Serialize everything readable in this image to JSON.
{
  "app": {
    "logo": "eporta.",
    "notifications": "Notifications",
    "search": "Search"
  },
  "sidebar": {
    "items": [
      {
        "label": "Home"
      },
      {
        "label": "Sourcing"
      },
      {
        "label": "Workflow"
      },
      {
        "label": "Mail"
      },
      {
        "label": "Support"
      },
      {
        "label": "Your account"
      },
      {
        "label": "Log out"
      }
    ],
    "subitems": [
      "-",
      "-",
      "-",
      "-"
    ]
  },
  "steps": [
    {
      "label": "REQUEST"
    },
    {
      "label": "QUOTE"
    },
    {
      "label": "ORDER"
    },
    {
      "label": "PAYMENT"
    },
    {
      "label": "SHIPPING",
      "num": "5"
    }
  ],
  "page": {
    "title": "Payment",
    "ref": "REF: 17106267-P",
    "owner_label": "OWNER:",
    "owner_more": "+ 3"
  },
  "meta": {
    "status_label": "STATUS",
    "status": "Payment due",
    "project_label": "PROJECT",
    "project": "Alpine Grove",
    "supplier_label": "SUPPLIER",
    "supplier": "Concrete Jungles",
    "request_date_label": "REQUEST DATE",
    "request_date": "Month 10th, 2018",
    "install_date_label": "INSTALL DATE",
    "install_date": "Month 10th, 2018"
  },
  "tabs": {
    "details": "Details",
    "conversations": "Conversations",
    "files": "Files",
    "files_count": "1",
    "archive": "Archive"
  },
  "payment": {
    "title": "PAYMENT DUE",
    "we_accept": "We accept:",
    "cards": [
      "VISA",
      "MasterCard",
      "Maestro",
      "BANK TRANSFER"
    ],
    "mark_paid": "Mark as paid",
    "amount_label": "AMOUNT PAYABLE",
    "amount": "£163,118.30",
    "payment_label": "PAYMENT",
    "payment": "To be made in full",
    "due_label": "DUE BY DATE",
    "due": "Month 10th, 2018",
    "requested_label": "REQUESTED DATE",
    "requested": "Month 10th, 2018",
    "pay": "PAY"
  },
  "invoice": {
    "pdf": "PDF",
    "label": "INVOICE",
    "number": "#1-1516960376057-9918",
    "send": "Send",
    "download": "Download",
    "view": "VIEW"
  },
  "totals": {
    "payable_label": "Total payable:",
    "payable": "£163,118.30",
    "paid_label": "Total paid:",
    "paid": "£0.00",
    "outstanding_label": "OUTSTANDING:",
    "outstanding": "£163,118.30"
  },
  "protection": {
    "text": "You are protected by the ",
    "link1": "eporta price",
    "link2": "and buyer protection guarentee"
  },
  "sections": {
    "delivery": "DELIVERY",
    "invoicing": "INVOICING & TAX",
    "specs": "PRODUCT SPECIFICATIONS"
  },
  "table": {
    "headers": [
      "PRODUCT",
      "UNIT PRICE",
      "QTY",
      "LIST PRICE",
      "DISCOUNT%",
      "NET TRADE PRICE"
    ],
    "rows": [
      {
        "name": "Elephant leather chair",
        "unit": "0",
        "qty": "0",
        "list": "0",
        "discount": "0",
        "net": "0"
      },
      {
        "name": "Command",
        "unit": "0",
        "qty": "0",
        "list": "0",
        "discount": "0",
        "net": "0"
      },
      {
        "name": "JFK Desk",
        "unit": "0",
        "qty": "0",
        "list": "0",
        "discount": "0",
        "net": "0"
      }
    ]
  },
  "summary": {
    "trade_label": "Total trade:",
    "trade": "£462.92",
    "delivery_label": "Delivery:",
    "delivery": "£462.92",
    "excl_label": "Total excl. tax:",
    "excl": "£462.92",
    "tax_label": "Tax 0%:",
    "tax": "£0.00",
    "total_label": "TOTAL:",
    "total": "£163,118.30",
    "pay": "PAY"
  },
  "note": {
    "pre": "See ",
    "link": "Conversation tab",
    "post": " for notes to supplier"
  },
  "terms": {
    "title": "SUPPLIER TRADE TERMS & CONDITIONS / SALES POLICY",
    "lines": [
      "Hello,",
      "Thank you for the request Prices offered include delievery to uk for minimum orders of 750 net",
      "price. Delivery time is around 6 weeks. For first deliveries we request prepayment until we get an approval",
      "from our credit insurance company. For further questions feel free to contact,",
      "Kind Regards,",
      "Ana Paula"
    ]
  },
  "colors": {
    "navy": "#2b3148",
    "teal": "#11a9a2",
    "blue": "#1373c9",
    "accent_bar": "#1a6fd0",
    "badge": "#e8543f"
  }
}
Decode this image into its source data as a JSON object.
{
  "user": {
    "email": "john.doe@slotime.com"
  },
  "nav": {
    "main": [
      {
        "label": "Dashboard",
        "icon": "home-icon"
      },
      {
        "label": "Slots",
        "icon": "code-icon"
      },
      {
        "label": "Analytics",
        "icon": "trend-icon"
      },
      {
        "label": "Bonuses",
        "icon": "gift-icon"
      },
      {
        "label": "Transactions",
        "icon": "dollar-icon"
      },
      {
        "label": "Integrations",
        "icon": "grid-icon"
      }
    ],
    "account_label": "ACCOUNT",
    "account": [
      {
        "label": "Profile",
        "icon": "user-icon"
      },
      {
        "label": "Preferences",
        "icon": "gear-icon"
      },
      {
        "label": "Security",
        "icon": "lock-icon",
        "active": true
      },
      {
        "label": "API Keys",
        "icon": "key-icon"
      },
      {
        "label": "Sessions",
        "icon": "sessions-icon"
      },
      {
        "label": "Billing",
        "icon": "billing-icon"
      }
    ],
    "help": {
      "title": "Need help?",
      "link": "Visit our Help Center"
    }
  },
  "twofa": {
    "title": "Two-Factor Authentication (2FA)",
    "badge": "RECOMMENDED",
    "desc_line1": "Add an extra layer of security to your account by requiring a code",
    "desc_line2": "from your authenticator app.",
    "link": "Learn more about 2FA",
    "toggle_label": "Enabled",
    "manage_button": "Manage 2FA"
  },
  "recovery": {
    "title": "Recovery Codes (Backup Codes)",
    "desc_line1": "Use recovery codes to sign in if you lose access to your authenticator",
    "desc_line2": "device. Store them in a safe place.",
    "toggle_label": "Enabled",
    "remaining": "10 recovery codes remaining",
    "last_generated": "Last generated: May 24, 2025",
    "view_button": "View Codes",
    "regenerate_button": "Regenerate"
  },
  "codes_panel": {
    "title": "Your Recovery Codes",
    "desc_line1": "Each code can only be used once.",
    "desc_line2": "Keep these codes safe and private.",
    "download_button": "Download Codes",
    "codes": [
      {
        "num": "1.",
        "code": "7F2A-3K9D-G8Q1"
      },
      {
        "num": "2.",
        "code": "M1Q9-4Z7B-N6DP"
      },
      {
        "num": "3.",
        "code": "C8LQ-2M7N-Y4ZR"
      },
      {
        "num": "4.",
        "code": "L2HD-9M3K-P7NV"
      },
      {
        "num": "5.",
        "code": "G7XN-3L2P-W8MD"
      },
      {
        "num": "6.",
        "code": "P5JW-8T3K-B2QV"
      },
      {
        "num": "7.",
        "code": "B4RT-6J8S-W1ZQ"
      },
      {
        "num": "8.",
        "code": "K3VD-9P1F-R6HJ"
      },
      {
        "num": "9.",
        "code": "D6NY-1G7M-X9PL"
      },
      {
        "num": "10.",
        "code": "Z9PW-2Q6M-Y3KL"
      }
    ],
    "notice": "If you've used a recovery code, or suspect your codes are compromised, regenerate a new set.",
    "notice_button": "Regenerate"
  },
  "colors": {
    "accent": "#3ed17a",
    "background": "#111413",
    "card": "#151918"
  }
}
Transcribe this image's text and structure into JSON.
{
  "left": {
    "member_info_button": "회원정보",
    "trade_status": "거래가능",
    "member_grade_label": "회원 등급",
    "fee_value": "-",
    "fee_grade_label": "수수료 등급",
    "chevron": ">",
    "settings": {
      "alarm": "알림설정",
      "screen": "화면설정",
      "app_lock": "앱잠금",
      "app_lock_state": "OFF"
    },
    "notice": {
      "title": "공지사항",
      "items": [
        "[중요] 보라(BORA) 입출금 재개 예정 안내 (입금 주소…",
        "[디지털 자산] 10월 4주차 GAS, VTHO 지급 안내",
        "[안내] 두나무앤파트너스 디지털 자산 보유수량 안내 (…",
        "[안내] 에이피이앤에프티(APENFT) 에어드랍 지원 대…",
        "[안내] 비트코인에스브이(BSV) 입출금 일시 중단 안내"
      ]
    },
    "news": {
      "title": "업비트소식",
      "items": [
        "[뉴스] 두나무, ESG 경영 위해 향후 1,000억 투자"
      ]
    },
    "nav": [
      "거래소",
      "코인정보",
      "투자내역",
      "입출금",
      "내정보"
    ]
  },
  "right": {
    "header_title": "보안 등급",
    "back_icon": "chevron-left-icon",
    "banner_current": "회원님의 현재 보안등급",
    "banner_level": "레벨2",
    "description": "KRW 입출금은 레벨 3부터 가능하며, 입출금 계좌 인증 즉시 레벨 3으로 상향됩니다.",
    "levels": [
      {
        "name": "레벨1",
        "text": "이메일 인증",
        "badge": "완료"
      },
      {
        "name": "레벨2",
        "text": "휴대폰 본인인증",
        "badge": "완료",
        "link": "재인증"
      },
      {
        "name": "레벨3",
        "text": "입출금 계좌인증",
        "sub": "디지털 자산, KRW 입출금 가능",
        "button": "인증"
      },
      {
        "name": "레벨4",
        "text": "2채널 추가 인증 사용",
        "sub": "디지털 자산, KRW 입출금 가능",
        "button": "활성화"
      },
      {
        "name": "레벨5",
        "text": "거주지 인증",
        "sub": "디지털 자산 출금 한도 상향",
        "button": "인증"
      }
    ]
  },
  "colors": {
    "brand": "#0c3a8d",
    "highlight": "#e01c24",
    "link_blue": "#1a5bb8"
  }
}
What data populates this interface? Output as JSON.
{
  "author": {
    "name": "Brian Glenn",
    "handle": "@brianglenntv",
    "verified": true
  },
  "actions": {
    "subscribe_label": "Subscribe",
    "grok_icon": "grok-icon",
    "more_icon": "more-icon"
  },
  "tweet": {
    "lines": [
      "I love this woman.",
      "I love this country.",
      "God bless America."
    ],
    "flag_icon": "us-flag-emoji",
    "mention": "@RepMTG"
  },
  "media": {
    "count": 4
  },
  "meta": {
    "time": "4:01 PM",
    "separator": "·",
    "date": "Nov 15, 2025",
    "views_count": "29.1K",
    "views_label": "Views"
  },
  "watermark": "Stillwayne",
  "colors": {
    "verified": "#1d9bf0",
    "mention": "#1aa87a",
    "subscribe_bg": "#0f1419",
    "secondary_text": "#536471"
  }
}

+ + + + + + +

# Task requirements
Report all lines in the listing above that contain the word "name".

# Exercise solution
        "name": "Elephant leather chair",
        "name": "Command",
        "name": "JFK Desk",
        "name": "레벨1",
        "name": "레벨2",
        "name": "레벨3",
        "name": "레벨4",
        "name": "레벨5",
    "name": "Brian Glenn",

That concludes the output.